Also adjectives in lowercase that denote the status of a title. If a title is long, place it after the person`s name or put it with commas in front of the person`s name. Examples: President Bush; President-elect Obama; Senator Harry Reid; Evan Bayh, Senator from Indiana; Indiana Senator Dick Lugar; former President George H.W. Bush; Paul Schneider, Assistant Secretary of Homeland Security. (j) Many religious terms are capitalized, including the names of religions and their followers, the names or titles of divine beings, the titles of certain important figures, the names of important events, and the names of holy books: For cardinal numbers, see individual entries in the Associated Press stylebook. If no use is specified, write numbers less than 10 and use numbers for numbers 10 and above. Example: The man had five children and 11 grandchildren. h) The names of the characteristic historical periods are capitalized: capital letters are also used when writing certain abbreviations and related types of words, including short names of organizations and societies, as well as in letters and titles of essays. Use numbers for dates and years.
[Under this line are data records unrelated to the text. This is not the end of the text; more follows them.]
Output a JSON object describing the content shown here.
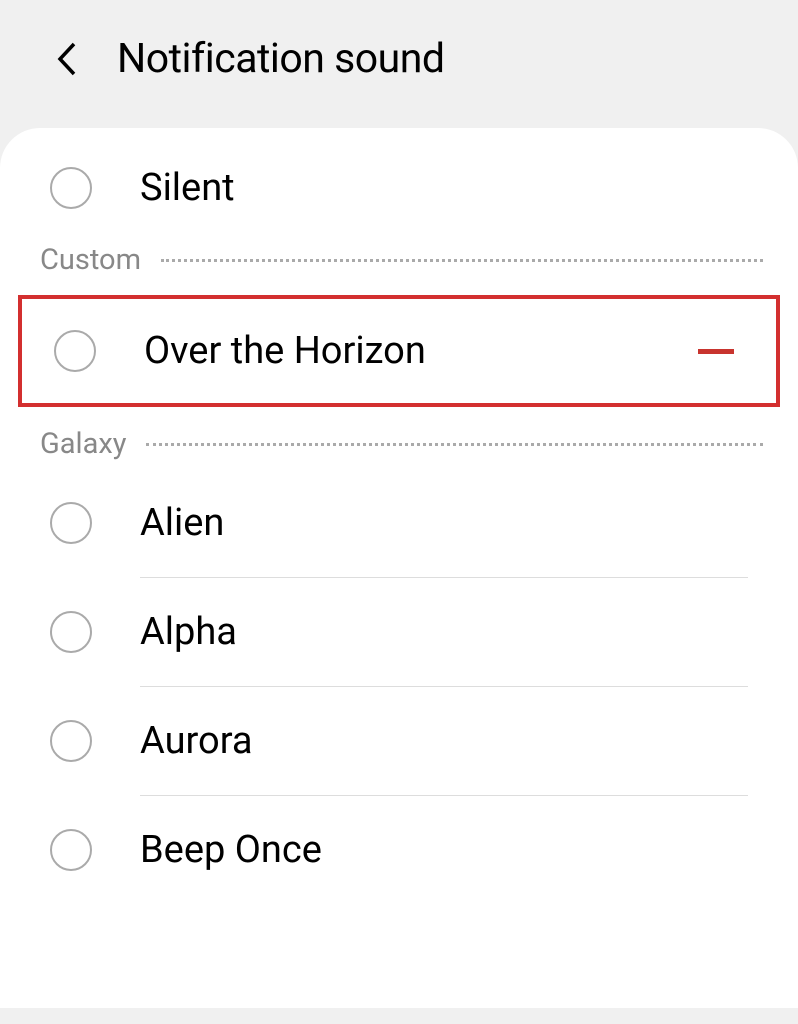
{
  "header": {
    "title": "Notification sound"
  },
  "silent": {
    "label": "Silent"
  },
  "sections": {
    "custom": {
      "label": "Custom",
      "items": [
        {
          "label": "Over the Horizon"
        }
      ]
    },
    "galaxy": {
      "label": "Galaxy",
      "items": [
        {
          "label": "Alien"
        },
        {
          "label": "Alpha"
        },
        {
          "label": "Aurora"
        },
        {
          "label": "Beep Once"
        }
      ]
    }
  }
}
Do not use st, nd, rd or th with dates and use Arabic numerals. Always capitalize on the months. Spell the month unless it is used with a date. If you have a date, abbreviate only the following months: January, February, August, September, October, November, and December. Below are common style issues, specific exceptions, or explanations for the AP Style and UL Lafayette spellings: When referring to money, use numbers. For cents or amounts of $1 million or more, spell the words hundred, million, billion, trillion, etc. Examples: $26.52, $100,200, $8 million, 6 cents. In the first, the title of the president is capitalized because it is a title that refers to a specific person; in the second, there is no capital letter, because the word president does not refer to anyone in particular.

(Compare We asked for a meeting with President Wilson and *I want to be President Wilson of a large company.) The same difference is made in a few other words: we write government and parliament when we refer to a particular government or parliament, but we write government and parliament when we use words in general. And also consider the following example: The Associated Press Stylebook provides an A-Z guide on topics such as capitalization, abbreviation, punctuation, spelling, numbers, and many other language usage issues. Below are summaries of some of the most common style rules. Note: There is a problem with brand names that have been so successful that they are used in normal language as generic labels for product classes. The makers of Kleenex and Sellotape are upset to find people who use kleenex and sellotape as ordinary words for face wipes or tape of any kind, and some of these manufacturers may actually take legal action against this practice. When writing for publication, you need to be careful, and it`s best to capitalize on such words when using them. .